Views all the way up to Noosa and First Bay, just south of Coolum business district (a popular spot for weddings and events) can be seen on this great walk.
Caloundra's Coastal Pathway
Caloundra's Coastal Pathway - By Damien Dempsey from Melbourne, Australia - Boardwalk, CC BY 2.0,
Caloundra's Coastal Pathway offers an awesome nine kilometres of pathway, following along Caloundra's beaches from Bells Creek in the south to Point Cartwright in the north.
With everything on offer to see along the way, a lighthouse; lakes; creeks and beaches popping up all along the Coastal Pathway, this is truly an awesome scenic trail to follow and to explore some of Caloundra's natural beauty. The previous Caloundra Council spent an astronomical amount on the planning and construction of this Coastal Pathway ensuring that walkers and cyclists can take full advantage of the stunning scenery.
This walk is located at the Northern end of Pacific Boulevard in Buddina. An easy 1.2km walk on a paved path all along the Mooloolah Riverfront, where you pass a lovely swimming cove on route to the river mouth, or perhaps you're looking for a more challenging walk? Then the walk up the hill to the lighthouse would be the way to go offering sweeping views up and down the coastline.

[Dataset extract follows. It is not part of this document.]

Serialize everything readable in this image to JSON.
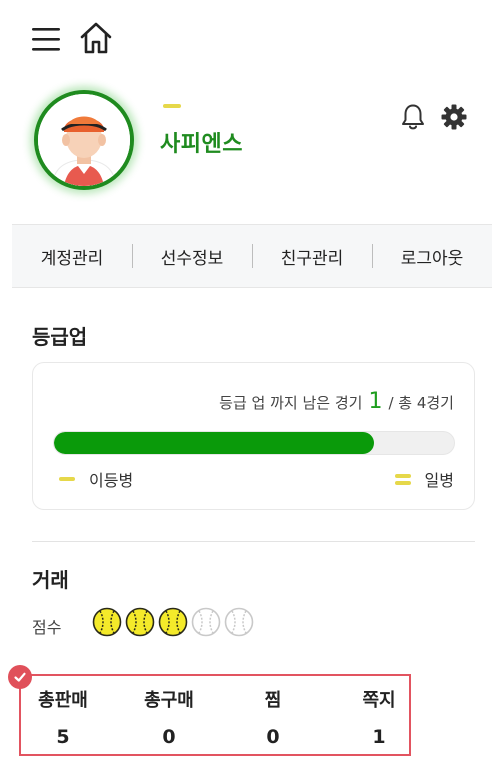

Mount Tinbeerwah Lookout, Tewantin National Park
Sensational sunrise from the Mt Tinbeerwah Lookout - Image: Visit Noosa Facebook page
You'll find this walk just west of Noosa and Tewantin along the Cooroy-Noosa Road. A wonderfully panoramic walk as one gets a 360 degree view of the northern Sunshine Coast all the way down south to Caloundra. Mount Tinbeerwah is a volcanic plug (thanks to wikipedia.org "is a volcanic object created when magma hardens within a vent on an active volcano. When present, a plug can cause an extreme build-up of pressure if rising volatile-charged magma is trapped beneath it, and this can sometimes lead to an explosive eruption".) This plug is the residue from volcanic activity millions of years ago.
Well, let's hope this isn't going to happen at Mount Tinbeerwah anytime soon. The surrounding forest in this area is home to the endangered Triunia Robusta, a scrawny, multi-stemmed small tree with white flowers and red fruit.
Let's get back to our walk. If one walks from the car park this leads to a fire tower which is 265 metres above sea level. This is not a very long track, only measuring 260 metres, but is well marked with information signs along the way and railings and steps on the steeper sections. The first 130 metres is wheelchair accessible - don't you just love it when wheelchair users get the opportunity to enjoy our natural surrounds too?
How easy is that? All you now need to do is, put on some sturdy walking shoes, a hat, grab a water bottle and slip-slap-slop and you're ready to go!